#### WHAT TO WORK ON:
In the entries that follow, how many lines contain "toevoegen"? Please reply with only the number.

#### DATASET RECORDS:
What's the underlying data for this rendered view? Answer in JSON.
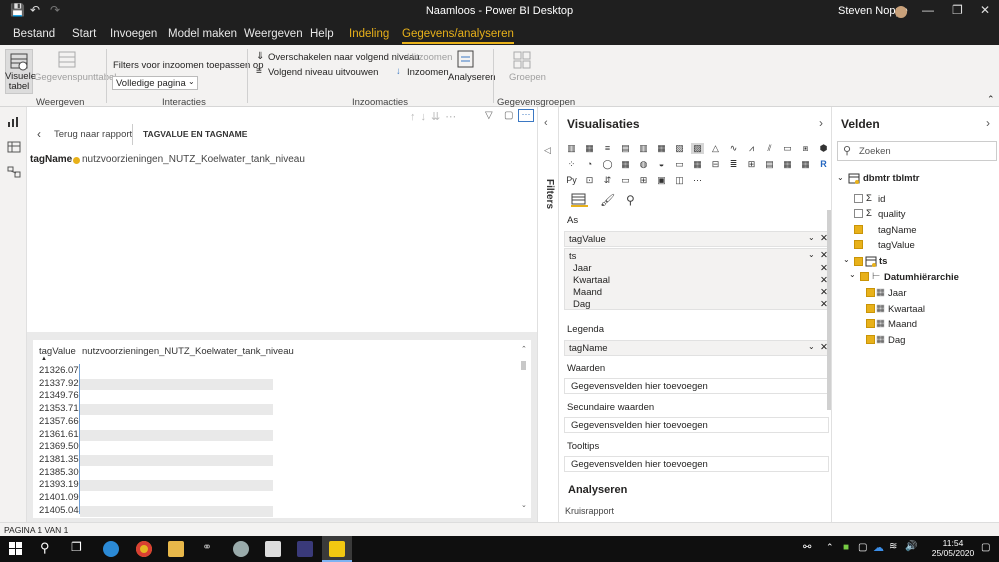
{
  "window": {
    "title": "Naamloos - Power BI Desktop",
    "user": "Steven Noppe"
  },
  "tabs": [
    "Bestand",
    "Start",
    "Invoegen",
    "Model maken",
    "Weergeven",
    "Help",
    "Indeling",
    "Gegevens/analyseren"
  ],
  "ribbon": {
    "visual_table": "Visuele tabel",
    "datapoint_table": "Gegevenspunttabel",
    "group_view": "Weergeven",
    "filter_label": "Filters voor inzoomen toepassen op",
    "filter_value": "Volledige pagina",
    "group_interactions": "Interacties",
    "next_level": "Overschakelen naar volgend niveau",
    "expand_next": "Volgend niveau uitvouwen",
    "zoom_out": "Uitzoomen",
    "zoom_in": "Inzoomen",
    "analyze": "Analyseren",
    "group_zoom": "Inzoomacties",
    "groups": "Groepen",
    "group_data": "Gegevensgroepen"
  },
  "report": {
    "back": "Terug naar rapport",
    "title": "TAGVALUE EN TAGNAME",
    "legend_label": "tagName",
    "legend_item": "nutzvoorzieningen_NUTZ_Koelwater_tank_niveau",
    "col1": "tagValue",
    "col2": "nutzvoorzieningen_NUTZ_Koelwater_tank_niveau",
    "rows": [
      "21326.07",
      "21337.92",
      "21349.76",
      "21353.71",
      "21357.66",
      "21361.61",
      "21369.50",
      "21381.35",
      "21385.30",
      "21393.19",
      "21401.09",
      "21405.04"
    ]
  },
  "filters_label": "Filters",
  "viz": {
    "title": "Visualisaties",
    "as_label": "As",
    "as_field": "tagValue",
    "ts_field": "ts",
    "ts_sub": [
      "Jaar",
      "Kwartaal",
      "Maand",
      "Dag"
    ],
    "legend_label": "Legenda",
    "legend_field": "tagName",
    "values_label": "Waarden",
    "values_placeholder": "Gegevensvelden hier toevoegen",
    "secondary_label": "Secundaire waarden",
    "secondary_placeholder": "Gegevensvelden hier toevoegen",
    "tooltips_label": "Tooltips",
    "tooltips_placeholder": "Gegevensvelden hier toevoegen",
    "analyze_label": "Analyseren",
    "cross_report": "Kruisrapport"
  },
  "fields": {
    "title": "Velden",
    "search_placeholder": "Zoeken",
    "table_name": "dbmtr tblmtr",
    "items": [
      "id",
      "quality",
      "tagName",
      "tagValue"
    ],
    "ts": "ts",
    "hierarchy": "Datumhiërarchie",
    "hier_items": [
      "Jaar",
      "Kwartaal",
      "Maand",
      "Dag"
    ]
  },
  "status": {
    "page": "PAGINA 1 VAN 1",
    "time": "11:54",
    "date": "25/05/2020"
  },
  "colors": {
    "accent": "#e8b11a",
    "titlebar": "#1f1f1f"
  }
}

#### ANSWER TO THIS TASK:
3